The fifth Infecting the City festival has just come to a close. This public art festival, the only 1 of its kind in South Africa, uses art to “unwrap and unlock the communal spaces in the Cape Town city centre”.
This year the festival attracted a fantastic mix of international and local artists: there were 32 works in total. These included installations, dance, poetry, theatre, performance art and music. Amongst this year’s Infecting the City highlights were the site-specific works at Prestwich Place and Siwela Sonke’s CityScapes.
The Cape Town Philharmonic Orchestra performed various classical works on Church Square (thrilling!), the Cape Town City Ballet invaded the Golden Acre’s Atrium, and Dada Masilo had the Western Cape debut of Death and the Maidens on the steps of the Iziko South African Museum, with the mountain resplendent in the background.
While the event is a fun and fantastic gift to the people of Cape Town, it also opened up a critical space for debate about public art.
You see, Cape Town doesn’t have a public art policy. The annual Infecting the City event is about the only free, public art offering in town that gives ordinary citizens access to extraordinary art. In light of this, as part of the 2012 event, the Africa Centre, the Gordon Institute for Performing and Creative Arts and Creative Cape Town hosted a free seminar on the Friday morning of the festival to address the various issues that affect public art policies and to talk about how public life can be enriched through art.

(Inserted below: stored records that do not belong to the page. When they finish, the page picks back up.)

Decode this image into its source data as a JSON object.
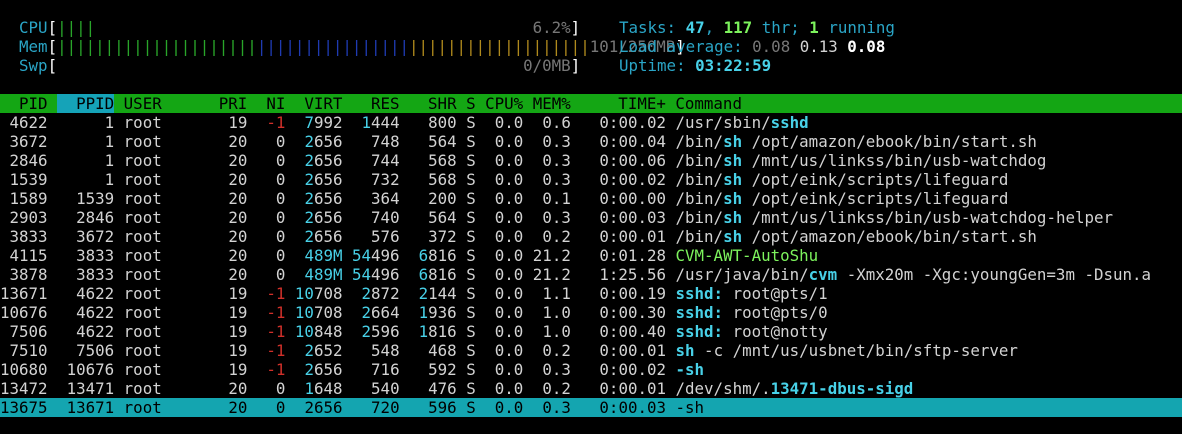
{
  "meters": {
    "cpu": {
      "label": "CPU",
      "bars": "||||",
      "value": "6.2%"
    },
    "mem": {
      "label": "Mem",
      "bars_green": "|||||||||||||||||||||",
      "bars_blue": "||||||||||||||||",
      "bars_yellow": "|||||||||||||||||||",
      "value": "101/250MB"
    },
    "swp": {
      "label": "Swp",
      "value": "0/0MB"
    }
  },
  "stats": {
    "tasks_label": "Tasks:",
    "tasks": "47",
    "threads": "117",
    "thr_label": "thr;",
    "running": "1",
    "running_label": "running",
    "load_label": "Load average:",
    "load1": "0.08",
    "load5": "0.13",
    "load15": "0.08",
    "uptime_label": "Uptime:",
    "uptime": "03:22:59"
  },
  "columns": {
    "pid": "PID",
    "ppid": "PPID",
    "user": "USER",
    "pri": "PRI",
    "ni": "NI",
    "virt": "VIRT",
    "res": "RES",
    "shr": "SHR",
    "s": "S",
    "cpu": "CPU%",
    "mem": "MEM%",
    "time": "TIME+",
    "command": "Command"
  },
  "processes": [
    {
      "pid": "4622",
      "ppid": "1",
      "user": "root",
      "pri": "19",
      "ni": "-1",
      "virt": "7992",
      "res": "1444",
      "shr": "800",
      "s": "S",
      "cpu": "0.0",
      "mem": "0.6",
      "time": "0:00.02",
      "cmd_path": "/usr/sbin/",
      "cmd_bin": "sshd",
      "cmd_args": ""
    },
    {
      "pid": "3672",
      "ppid": "1",
      "user": "root",
      "pri": "20",
      "ni": "0",
      "virt": "2656",
      "res": "748",
      "shr": "564",
      "s": "S",
      "cpu": "0.0",
      "mem": "0.3",
      "time": "0:00.04",
      "cmd_path": "/bin/",
      "cmd_bin": "sh",
      "cmd_args": " /opt/amazon/ebook/bin/start.sh"
    },
    {
      "pid": "2846",
      "ppid": "1",
      "user": "root",
      "pri": "20",
      "ni": "0",
      "virt": "2656",
      "res": "744",
      "shr": "568",
      "s": "S",
      "cpu": "0.0",
      "mem": "0.3",
      "time": "0:00.06",
      "cmd_path": "/bin/",
      "cmd_bin": "sh",
      "cmd_args": " /mnt/us/linkss/bin/usb-watchdog"
    },
    {
      "pid": "1539",
      "ppid": "1",
      "user": "root",
      "pri": "20",
      "ni": "0",
      "virt": "2656",
      "res": "732",
      "shr": "568",
      "s": "S",
      "cpu": "0.0",
      "mem": "0.3",
      "time": "0:00.02",
      "cmd_path": "/bin/",
      "cmd_bin": "sh",
      "cmd_args": " /opt/eink/scripts/lifeguard"
    },
    {
      "pid": "1589",
      "ppid": "1539",
      "user": "root",
      "pri": "20",
      "ni": "0",
      "virt": "2656",
      "res": "364",
      "shr": "200",
      "s": "S",
      "cpu": "0.0",
      "mem": "0.1",
      "time": "0:00.00",
      "cmd_path": "/bin/",
      "cmd_bin": "sh",
      "cmd_args": " /opt/eink/scripts/lifeguard"
    },
    {
      "pid": "2903",
      "ppid": "2846",
      "user": "root",
      "pri": "20",
      "ni": "0",
      "virt": "2656",
      "res": "740",
      "shr": "564",
      "s": "S",
      "cpu": "0.0",
      "mem": "0.3",
      "time": "0:00.03",
      "cmd_path": "/bin/",
      "cmd_bin": "sh",
      "cmd_args": " /mnt/us/linkss/bin/usb-watchdog-helper"
    },
    {
      "pid": "3833",
      "ppid": "3672",
      "user": "root",
      "pri": "20",
      "ni": "0",
      "virt": "2656",
      "res": "576",
      "shr": "372",
      "s": "S",
      "cpu": "0.0",
      "mem": "0.2",
      "time": "0:00.01",
      "cmd_path": "/bin/",
      "cmd_bin": "sh",
      "cmd_args": " /opt/amazon/ebook/bin/start.sh"
    },
    {
      "pid": "4115",
      "ppid": "3833",
      "user": "root",
      "pri": "20",
      "ni": "0",
      "virt": "489M",
      "res": "54496",
      "shr": "6816",
      "s": "S",
      "cpu": "0.0",
      "mem": "21.2",
      "time": "0:01.28",
      "cmd_path": "",
      "cmd_bin": "",
      "cmd_thread": "CVM-AWT-AutoShu",
      "cmd_args": ""
    },
    {
      "pid": "3878",
      "ppid": "3833",
      "user": "root",
      "pri": "20",
      "ni": "0",
      "virt": "489M",
      "res": "54496",
      "shr": "6816",
      "s": "S",
      "cpu": "0.0",
      "mem": "21.2",
      "time": "1:25.56",
      "cmd_path": "/usr/java/bin/",
      "cmd_bin": "cvm",
      "cmd_args": " -Xmx20m -Xgc:youngGen=3m -Dsun.a"
    },
    {
      "pid": "13671",
      "ppid": "4622",
      "user": "root",
      "pri": "19",
      "ni": "-1",
      "virt": "10708",
      "res": "2872",
      "shr": "2144",
      "s": "S",
      "cpu": "0.0",
      "mem": "1.1",
      "time": "0:00.19",
      "cmd_path": "",
      "cmd_bin": "sshd:",
      "cmd_args": " root@pts/1"
    },
    {
      "pid": "10676",
      "ppid": "4622",
      "user": "root",
      "pri": "19",
      "ni": "-1",
      "virt": "10708",
      "res": "2664",
      "shr": "1936",
      "s": "S",
      "cpu": "0.0",
      "mem": "1.0",
      "time": "0:00.30",
      "cmd_path": "",
      "cmd_bin": "sshd:",
      "cmd_args": " root@pts/0"
    },
    {
      "pid": "7506",
      "ppid": "4622",
      "user": "root",
      "pri": "19",
      "ni": "-1",
      "virt": "10848",
      "res": "2596",
      "shr": "1816",
      "s": "S",
      "cpu": "0.0",
      "mem": "1.0",
      "time": "0:00.40",
      "cmd_path": "",
      "cmd_bin": "sshd:",
      "cmd_args": " root@notty"
    },
    {
      "pid": "7510",
      "ppid": "7506",
      "user": "root",
      "pri": "19",
      "ni": "-1",
      "virt": "2652",
      "res": "548",
      "shr": "468",
      "s": "S",
      "cpu": "0.0",
      "mem": "0.2",
      "time": "0:00.01",
      "cmd_path": "",
      "cmd_bin": "sh",
      "cmd_args": " -c /mnt/us/usbnet/bin/sftp-server"
    },
    {
      "pid": "10680",
      "ppid": "10676",
      "user": "root",
      "pri": "19",
      "ni": "-1",
      "virt": "2656",
      "res": "716",
      "shr": "592",
      "s": "S",
      "cpu": "0.0",
      "mem": "0.3",
      "time": "0:00.02",
      "cmd_path": "",
      "cmd_bin": "-sh",
      "cmd_args": ""
    },
    {
      "pid": "13472",
      "ppid": "13471",
      "user": "root",
      "pri": "20",
      "ni": "0",
      "virt": "1648",
      "res": "540",
      "shr": "476",
      "s": "S",
      "cpu": "0.0",
      "mem": "0.2",
      "time": "0:00.01",
      "cmd_path": "/dev/shm/.",
      "cmd_bin": "13471-dbus-sigd",
      "cmd_args": ""
    },
    {
      "pid": "13675",
      "ppid": "13671",
      "user": "root",
      "pri": "20",
      "ni": "0",
      "virt": "2656",
      "res": "720",
      "shr": "596",
      "s": "S",
      "cpu": "0.0",
      "mem": "0.3",
      "time": "0:00.03",
      "cmd_path": "",
      "cmd_bin": "-sh",
      "cmd_args": "",
      "selected": true
    }
  ]
}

The discussion, titled ‘Towards a Public Art Policy for a World Design Capital’, looked at 'public art policy as it exists internationally and nationally, the questions and principles behind such policies, the development and implementation strategies for these policies, the public art policy initiatives under way in Cape Town, and initiating a road map toward completing and implementing a policy within the World Design Capital'.

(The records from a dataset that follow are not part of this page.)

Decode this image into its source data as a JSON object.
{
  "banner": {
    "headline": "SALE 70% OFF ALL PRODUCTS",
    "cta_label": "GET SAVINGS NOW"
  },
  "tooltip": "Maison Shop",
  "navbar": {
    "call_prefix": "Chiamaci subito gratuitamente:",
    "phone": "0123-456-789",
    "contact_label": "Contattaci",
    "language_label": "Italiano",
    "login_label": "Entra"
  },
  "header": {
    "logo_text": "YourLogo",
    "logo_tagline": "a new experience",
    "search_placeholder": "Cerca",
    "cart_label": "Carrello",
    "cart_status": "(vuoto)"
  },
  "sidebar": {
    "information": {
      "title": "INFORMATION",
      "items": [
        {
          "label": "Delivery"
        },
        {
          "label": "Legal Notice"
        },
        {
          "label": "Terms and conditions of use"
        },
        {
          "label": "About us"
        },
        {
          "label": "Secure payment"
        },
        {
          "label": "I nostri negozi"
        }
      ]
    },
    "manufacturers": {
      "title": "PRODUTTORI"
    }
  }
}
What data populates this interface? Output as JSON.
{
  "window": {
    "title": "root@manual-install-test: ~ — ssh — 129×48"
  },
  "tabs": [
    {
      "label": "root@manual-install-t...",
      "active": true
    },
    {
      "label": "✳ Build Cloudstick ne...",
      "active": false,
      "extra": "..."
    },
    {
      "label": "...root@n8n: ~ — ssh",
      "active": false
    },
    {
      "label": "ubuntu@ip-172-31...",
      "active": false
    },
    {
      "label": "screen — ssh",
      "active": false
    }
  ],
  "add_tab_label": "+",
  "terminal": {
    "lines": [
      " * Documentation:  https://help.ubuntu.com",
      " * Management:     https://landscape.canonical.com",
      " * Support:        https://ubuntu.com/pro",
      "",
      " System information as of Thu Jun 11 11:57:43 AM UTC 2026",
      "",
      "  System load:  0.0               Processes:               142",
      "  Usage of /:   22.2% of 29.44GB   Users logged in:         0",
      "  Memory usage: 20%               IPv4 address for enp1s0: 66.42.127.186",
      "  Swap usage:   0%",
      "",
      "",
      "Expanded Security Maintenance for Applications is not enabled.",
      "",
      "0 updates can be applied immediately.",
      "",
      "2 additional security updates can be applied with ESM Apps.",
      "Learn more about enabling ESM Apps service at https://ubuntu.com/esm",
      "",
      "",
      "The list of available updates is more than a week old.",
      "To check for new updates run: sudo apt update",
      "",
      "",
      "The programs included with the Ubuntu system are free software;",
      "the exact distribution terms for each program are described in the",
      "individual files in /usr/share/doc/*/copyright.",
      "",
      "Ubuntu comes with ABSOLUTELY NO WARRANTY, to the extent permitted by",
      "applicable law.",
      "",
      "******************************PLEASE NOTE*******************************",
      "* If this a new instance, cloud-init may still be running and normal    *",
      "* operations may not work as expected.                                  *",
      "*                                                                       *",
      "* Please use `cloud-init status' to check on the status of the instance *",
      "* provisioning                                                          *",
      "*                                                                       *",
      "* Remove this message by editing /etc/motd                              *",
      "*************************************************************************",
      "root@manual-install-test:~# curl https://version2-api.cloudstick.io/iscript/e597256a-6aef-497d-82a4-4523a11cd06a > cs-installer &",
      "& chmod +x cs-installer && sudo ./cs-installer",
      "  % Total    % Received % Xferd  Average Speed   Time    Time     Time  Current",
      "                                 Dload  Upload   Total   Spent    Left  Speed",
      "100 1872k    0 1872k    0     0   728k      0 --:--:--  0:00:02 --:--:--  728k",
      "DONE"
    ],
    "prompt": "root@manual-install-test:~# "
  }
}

The annual Infecting the City event is about the only free public art offering in town that gives ordinary citizens access to extraordinary art.
Heavy stuff, but necessary, as Cape Town, with its good public transport network, creative networks, centralised attractions and shared public spaces actually lends itself to public art – or would if it had a formal policy.

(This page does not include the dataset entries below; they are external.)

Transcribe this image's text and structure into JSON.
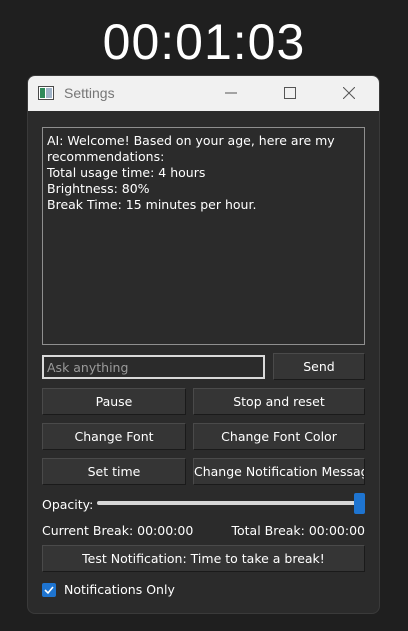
{
  "clock": {
    "time": "00:01:03"
  },
  "window": {
    "title": "Settings"
  },
  "ai_message": {
    "lines": [
      "AI: Welcome! Based on your age, here are my",
      "recommendations:",
      "Total usage time: 4 hours",
      "Brightness: 80%",
      "Break Time: 15 minutes per hour."
    ]
  },
  "ask": {
    "placeholder": "Ask anything",
    "value": ""
  },
  "buttons": {
    "send": "Send",
    "pause": "Pause",
    "stop_reset": "Stop and reset",
    "change_font": "Change Font",
    "change_font_color": "Change Font Color",
    "set_time": "Set time",
    "change_notification_message": "Change Notification Message",
    "test_notification": "Test Notification: Time to take a break!"
  },
  "opacity": {
    "label": "Opacity:",
    "value": 1.0
  },
  "breaks": {
    "current": "Current Break: 00:00:00",
    "total": "Total Break: 00:00:00"
  },
  "notifications_only": {
    "label": "Notifications Only",
    "checked": true
  },
  "colors": {
    "accent": "#1e74d0",
    "window_bg": "#2b2b2b",
    "titlebar_bg": "#f1f1f1"
  },
  "icons": {
    "app": "app-window-icon",
    "minimize": "minimize-icon",
    "maximize": "maximize-icon",
    "close": "close-icon",
    "check": "checkmark-icon"
  }
}
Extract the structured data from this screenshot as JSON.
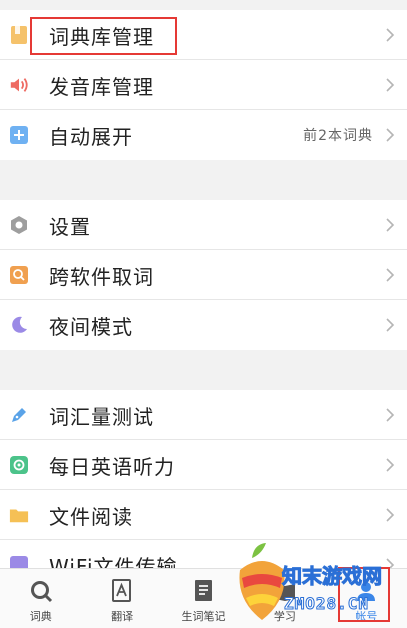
{
  "settings_group_1": [
    {
      "label": "词典库管理",
      "value": "",
      "icon": "book-icon"
    },
    {
      "label": "发音库管理",
      "value": "",
      "icon": "speaker-icon"
    },
    {
      "label": "自动展开",
      "value": "前2本词典",
      "icon": "plus-icon"
    }
  ],
  "settings_group_2": [
    {
      "label": "设置",
      "value": "",
      "icon": "hexagon-settings-icon"
    },
    {
      "label": "跨软件取词",
      "value": "",
      "icon": "search-icon"
    },
    {
      "label": "夜间模式",
      "value": "",
      "icon": "moon-icon"
    }
  ],
  "settings_group_3": [
    {
      "label": "词汇量测试",
      "value": "",
      "icon": "pen-icon"
    },
    {
      "label": "每日英语听力",
      "value": "",
      "icon": "headphone-icon"
    },
    {
      "label": "文件阅读",
      "value": "",
      "icon": "folder-icon"
    },
    {
      "label": "WiFi文件传输",
      "value": "",
      "icon": "wifi-icon"
    }
  ],
  "tabbar": [
    {
      "label": "词典",
      "icon": "dictionary-search-icon",
      "active": false
    },
    {
      "label": "翻译",
      "icon": "translate-icon",
      "active": false
    },
    {
      "label": "生词笔记",
      "icon": "notebook-icon",
      "active": false
    },
    {
      "label": "学习",
      "icon": "learn-icon",
      "active": false
    },
    {
      "label": "帐号",
      "icon": "account-icon",
      "active": true
    }
  ],
  "watermark": {
    "line1": "知末游戏网",
    "line2": "ZMO28.CN"
  },
  "colors": {
    "accent": "#3a86e8",
    "highlight": "#e53935",
    "background": "#f2f2f2"
  }
}
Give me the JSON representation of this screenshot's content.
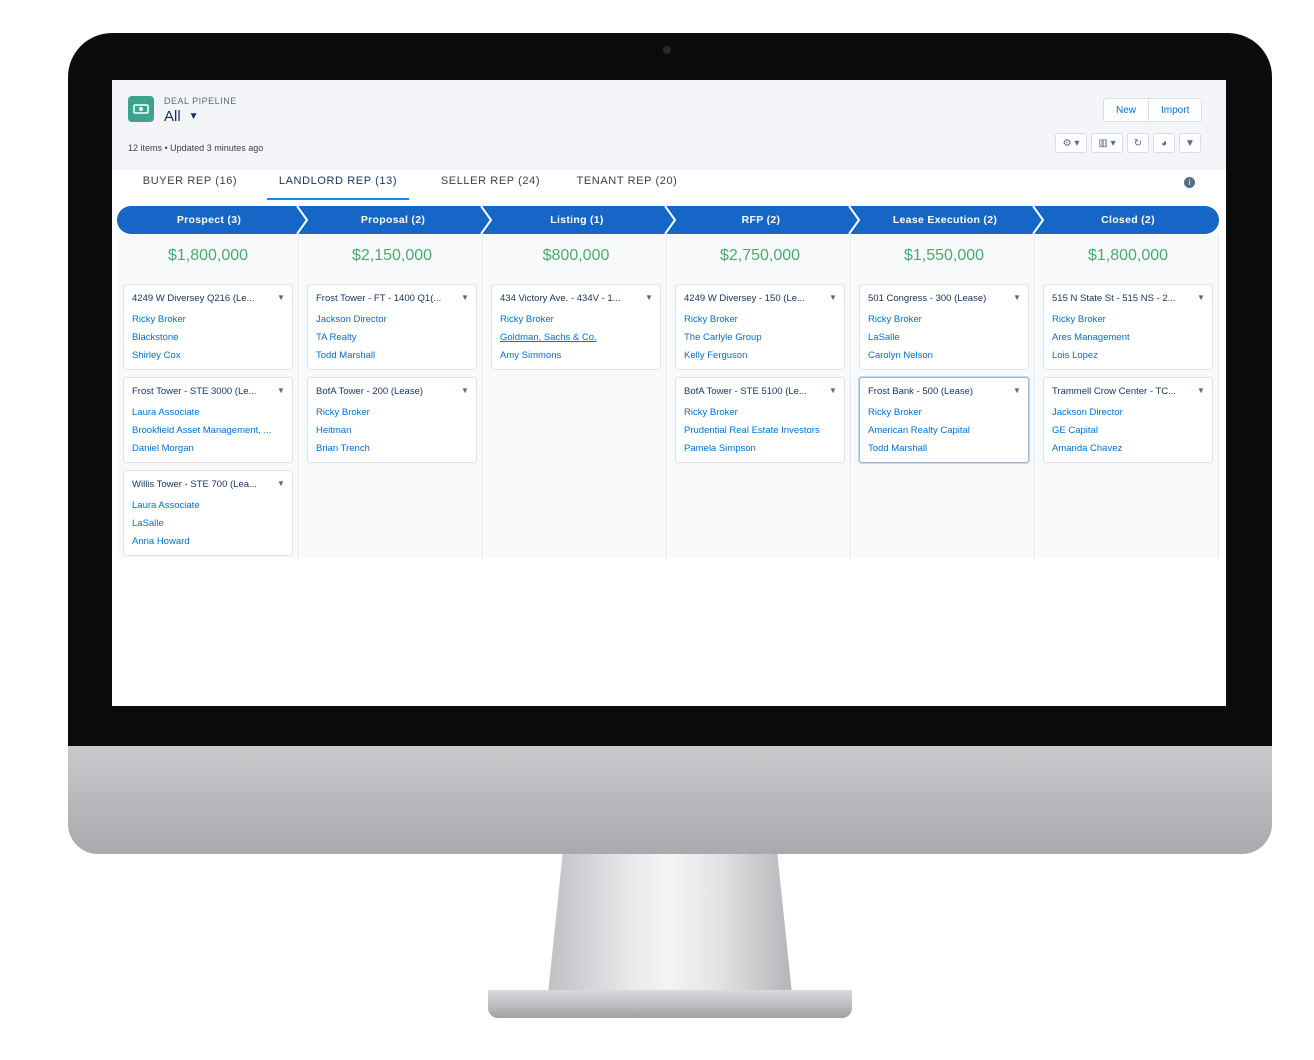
{
  "header": {
    "object_label": "DEAL PIPELINE",
    "list_name": "All",
    "meta": "12 items • Updated 3 minutes ago",
    "buttons": {
      "new": "New",
      "import": "Import"
    },
    "toolbar": {
      "settings_icon": "gear-icon",
      "display_icon": "kanban-icon",
      "refresh_icon": "refresh-icon",
      "chart_icon": "pie-chart-icon",
      "filter_icon": "filter-icon"
    }
  },
  "tabs": [
    {
      "label": "BUYER REP (16)"
    },
    {
      "label": "LANDLORD REP (13)"
    },
    {
      "label": "SELLER REP (24)"
    },
    {
      "label": "TENANT REP (20)"
    }
  ],
  "active_tab_index": 1,
  "stages": [
    {
      "label": "Prospect   (3)",
      "amount": "$1,800,000",
      "cards": [
        {
          "title": "4249 W Diversey Q216 (Le...",
          "l1": "Ricky Broker",
          "l2": "Blackstone",
          "l3": "Shirley Cox"
        },
        {
          "title": "Frost Tower - STE 3000 (Le...",
          "l1": "Laura Associate",
          "l2": "Brookfield Asset Management, ...",
          "l3": "Daniel Morgan"
        },
        {
          "title": "Willis Tower - STE 700 (Lea...",
          "l1": "Laura Associate",
          "l2": "LaSalle",
          "l3": "Anna Howard"
        }
      ]
    },
    {
      "label": "Proposal   (2)",
      "amount": "$2,150,000",
      "cards": [
        {
          "title": "Frost Tower - FT - 1400 Q1(...",
          "l1": "Jackson Director",
          "l2": "TA Realty",
          "l3": "Todd Marshall"
        },
        {
          "title": "BofA Tower - 200 (Lease)",
          "l1": "Ricky Broker",
          "l2": "Heitman",
          "l3": "Brian Trench"
        }
      ]
    },
    {
      "label": "Listing   (1)",
      "amount": "$800,000",
      "cards": [
        {
          "title": "434 Victory Ave. - 434V - 1...",
          "l1": "Ricky Broker",
          "l2": "Goldman, Sachs & Co.",
          "l3": "Amy Simmons"
        }
      ]
    },
    {
      "label": "RFP   (2)",
      "amount": "$2,750,000",
      "cards": [
        {
          "title": "4249 W Diversey - 150 (Le...",
          "l1": "Ricky Broker",
          "l2": "The Carlyle Group",
          "l3": "Kelly Ferguson"
        },
        {
          "title": "BofA Tower - STE 5100 (Le...",
          "l1": "Ricky Broker",
          "l2": "Prudential Real Estate Investors",
          "l3": "Pamela Simpson"
        }
      ]
    },
    {
      "label": "Lease Execution   (2)",
      "amount": "$1,550,000",
      "cards": [
        {
          "title": "501 Congress - 300 (Lease)",
          "l1": "Ricky Broker",
          "l2": "LaSalle",
          "l3": "Carolyn Nelson"
        },
        {
          "title": "Frost Bank - 500 (Lease)",
          "l1": "Ricky Broker",
          "l2": "American Realty Capital",
          "l3": "Todd Marshall"
        }
      ]
    },
    {
      "label": "Closed   (2)",
      "amount": "$1,800,000",
      "cards": [
        {
          "title": "515 N State St - 515 NS - 2...",
          "l1": "Ricky Broker",
          "l2": "Ares Management",
          "l3": "Lois Lopez"
        },
        {
          "title": "Trammell Crow Center - TC...",
          "l1": "Jackson Director",
          "l2": "GE Capital",
          "l3": "Amanda Chavez"
        }
      ]
    }
  ],
  "colors": {
    "path": "#1666c8",
    "amount": "#4bab6a",
    "link": "#0070d2",
    "app_icon": "#3aa48f"
  }
}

Creative Cape Town gave a good overview of some of the issues around public art in Cape Town, pointing out that, in view of the current legislation around street art in Cape Town, artists and their public works are technically categorised as either a nuisance, or worse, a crime. The piece I’ve linked to explains that the current approach to public art in Cape Town relies on the city’s busking rules, which dictate who can perform in public at what times. Everything else requires a permit, whether an installation piece or a performance piece. And a recently passed graffiti by-law means graffiti artists can be fined up to R15 000 for unauthorised work!
One of the conclusions of this public discussion is that a public art policy for the city is vital if artists are to make public art for everyone to enjoy. At present, the bureaucratic difficulties inherent in the status quo mean that it’s too much of a schlep for artists – both in terms of time and money – to get permission to engage with the public space in the way that they do so successfully in Joburg (which has a great public art policy) and other cities around the world, where public art has attained iconic status and is integral to the identity of the city.
In real terms, I’m not sure what the outcome of the meeting will mean for public art in Cape Town, but I’m optimistic that in the near future, the mountain and the sea will have to compete for attention with some fantastic public art projects.
Category: Arts & Entertainment